    (2009) 200 ESAJOG 5 481.e1-481.e7 



  • Which of the following diagnosis was made? Why is this important?
    Answer this question
    
The most common clinical presentations of HELLP syndrome are abdominal pain and tenderness in the epigastrium or right upper quadrant, nausea, vomiting, and malaise, which may be mistaken for a nonspecific viral illness or viral hepatitis.

    (2009) 33 ESMPER 3 179-188 



  • Which of the following medications were administered? (Choose all that apply) Why is this important?
    Answer this question
    
Magnesium sulfate is the drug of choice for the control and prevention of eclamptic seizures and is used for the prevention of recurrent seizures.

    (2003) 21 EAMJEM 3 223 



  • Which of the following procedures did the clinician perform?

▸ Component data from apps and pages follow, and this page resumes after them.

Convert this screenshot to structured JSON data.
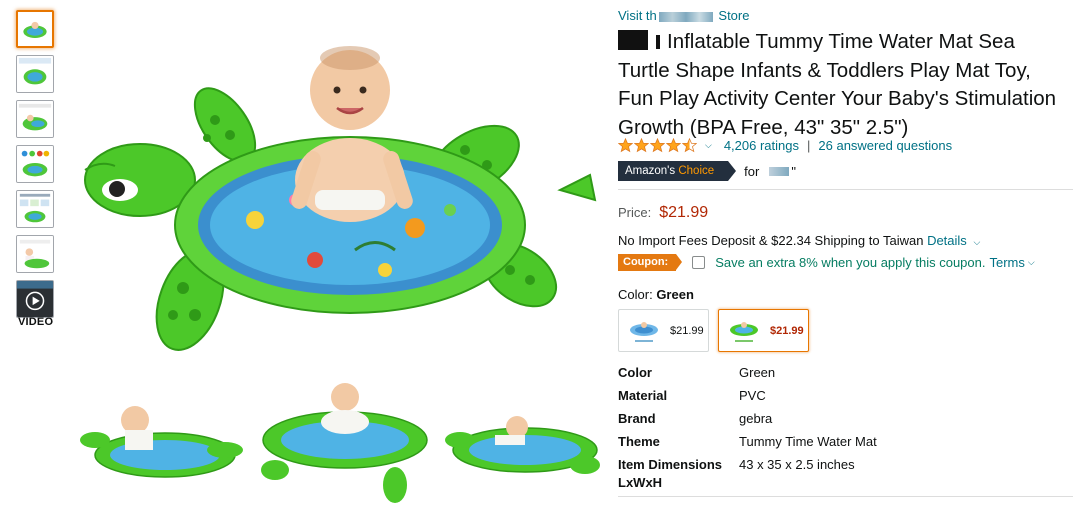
{
  "store": {
    "prefix": "Visit th",
    "suffix": " Store"
  },
  "title": "Inflatable Tummy Time Water Mat Sea Turtle Shape Infants & Toddlers Play Mat Toy, Fun Play Activity Center Your Baby's Stimulation Growth (BPA Free, 43\" 35\" 2.5\")",
  "rating": {
    "stars": 4.5,
    "count_text": "4,206 ratings",
    "questions_text": "26 answered questions",
    "separator": "|"
  },
  "badge": {
    "prefix": "Amazon's",
    "highlight": "Choice",
    "for_text": "for",
    "quote": "\""
  },
  "price": {
    "label": "Price:",
    "value": "$21.99"
  },
  "shipping": {
    "text": "No Import Fees Deposit & $22.34 Shipping to Taiwan",
    "details": "Details"
  },
  "coupon": {
    "badge": "Coupon:",
    "text": "Save an extra 8% when you apply this coupon.",
    "terms": "Terms"
  },
  "color": {
    "label": "Color:",
    "value": "Green"
  },
  "swatches": [
    {
      "name": "Blue",
      "price": "$21.99",
      "selected": false
    },
    {
      "name": "Green",
      "price": "$21.99",
      "selected": true
    }
  ],
  "specs": [
    {
      "key": "Color",
      "value": "Green"
    },
    {
      "key": "Material",
      "value": "PVC"
    },
    {
      "key": "Brand",
      "value": "gebra"
    },
    {
      "key": "Theme",
      "value": "Tummy Time Water Mat"
    },
    {
      "key": "Item Dimensions LxWxH",
      "value": "43 x 35 x 2.5 inches"
    }
  ],
  "thumbnails": {
    "count": 7,
    "video_label": "VIDEO"
  },
  "colors": {
    "link": "#007185",
    "price": "#b12704",
    "coupon": "#e47911",
    "coupon_text": "#067d62",
    "badge_bg": "#232f3e",
    "star": "#ffa41c",
    "selected_border": "#e77600"
  }
}
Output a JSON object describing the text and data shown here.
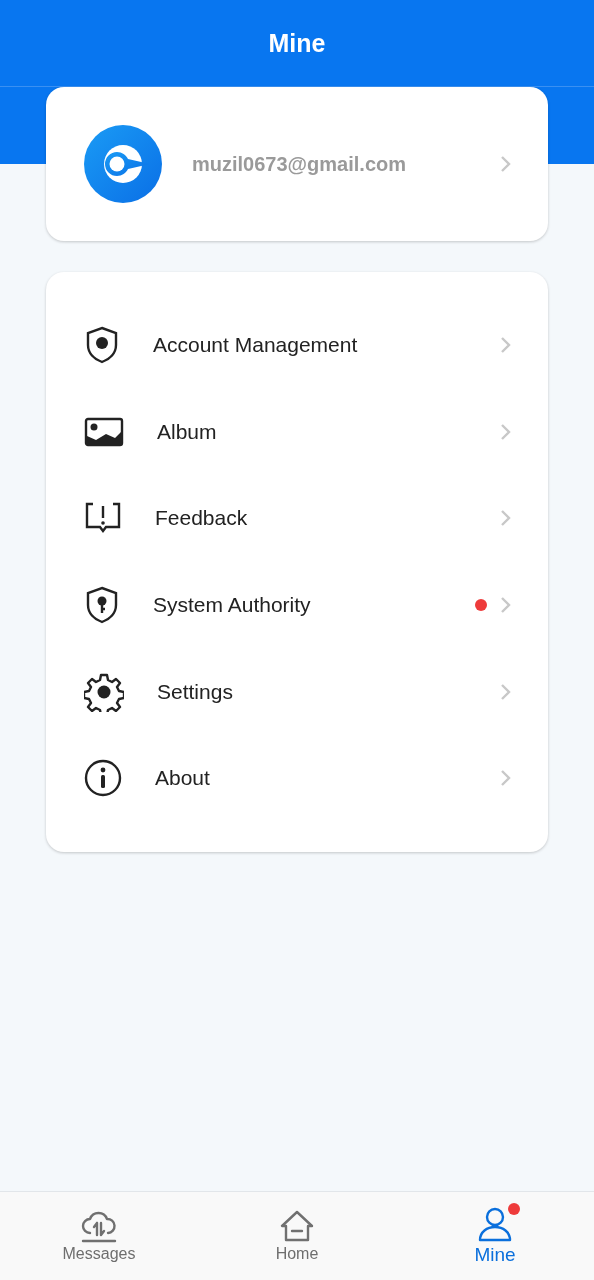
{
  "header": {
    "title": "Mine"
  },
  "profile": {
    "email": "muzil0673@gmail.com"
  },
  "menu": [
    {
      "kind": "shield",
      "label": "Account Management",
      "badge": false
    },
    {
      "kind": "image",
      "label": "Album",
      "badge": false
    },
    {
      "kind": "feedback",
      "label": "Feedback",
      "badge": false
    },
    {
      "kind": "key",
      "label": "System Authority",
      "badge": true
    },
    {
      "kind": "gear",
      "label": "Settings",
      "badge": false
    },
    {
      "kind": "info",
      "label": "About",
      "badge": false
    }
  ],
  "tabs": [
    {
      "kind": "cloud",
      "label": "Messages",
      "selected": false,
      "badge": false
    },
    {
      "kind": "home",
      "label": "Home",
      "selected": false,
      "badge": false
    },
    {
      "kind": "person",
      "label": "Mine",
      "selected": true,
      "badge": true
    }
  ]
}
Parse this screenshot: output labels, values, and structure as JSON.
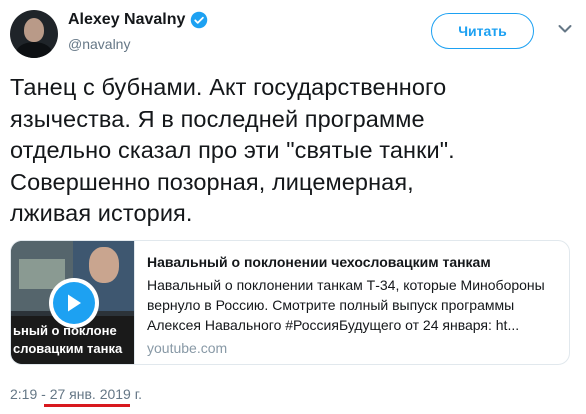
{
  "author": {
    "name": "Alexey Navalny",
    "handle": "@navalny",
    "verified": true,
    "avatar_icon": "avatar-photo"
  },
  "follow_button": {
    "label": "Читать",
    "color": "#1da1f2"
  },
  "menu_icon": "chevron-down-icon",
  "tweet": {
    "lines": [
      "Танец с бубнами. Акт государственного",
      "язычества. Я в последней программе",
      "отдельно сказал про эти \"святые танки\".",
      "Совершенно позорная, лицемерная,",
      "лживая история."
    ]
  },
  "card": {
    "thumb_caption_lines": [
      "ьный о поклоне",
      "словацким танка"
    ],
    "title": "Навальный о поклонении чехословацким танкам",
    "description_lines": [
      "Навальный о поклонении танкам Т-34, которые Минобороны",
      "вернуло в Россию. Смотрите полный выпуск программы",
      "Алексея Навального #РоссияБудущего от 24 января: ht..."
    ],
    "domain": "youtube.com",
    "play_icon": "play-icon"
  },
  "meta": {
    "time": "2:19",
    "separator": "-",
    "date": "27 янв. 2019 г.",
    "underline_color": "#d8181e"
  }
}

Why is this important?
    Answer this question
    
In patients with severe pre-eclampsia, delivery after 34 weeks of gestation is advised for the health of the mother. The physician needs to weigh the severity of the disease against the stress of delivery, and determine if cesarean section would be a preferred option.

    (2004) 31 EOGCNA 2 223 



  • Which of the following criteria did the clinician fail to consider while diagnosing severe pre-eclampsia? (Choose all that apply) Why is this important?
    Answer this question
    
Criteria to establish a diagnosis of severe pre-eclampsia include: Severe blood pressure elevation, elevated liver function studies, low platelet count, persistent maternal headache, scotomata/blurred vision, proteinuria, non-reassuring tests of fetal well-being, oligohydramnios, fetal growth restriction and placenta abruption.

    (2004) 31 EOGCNA 2 223-241 



  • Was the patient assessed for pre-eclampsia and eclampsia in the post-partum period? Why is this important?
    Answer this question
    
Post-partum pre-eclampsia-eclampsia is defined as the development of signs and symptoms of preeclampsia-eclampsia for the first time at greater than 48 hours but less than 4 weeks after delivery. 

    (2009) 200 ESAJOG 5 481.e1-481.e7 



  • With which of the following symptoms did the patient present post-partum? (Choose all that apply) Why is this important?
    Answer this question
    
Women presenting with high blood pressure in association with shortness of breath, orthopnea, tachycardia, or palpitations need to be evaluated for possible pulmonary edema, post-partum cardiomyopathy, hyperthyroidism or pheochromocytoma.

    (2012) 206 ESAJOG 6 470-475 



  • Which of the following additional diagnoses were considered? Why is this important?
    Answer this question
    
Evaluation by a cardiologist may be necessary for women displaying symptoms of shortness of breath and tachycardia.

    (2012) 206 ESAJOG 6 470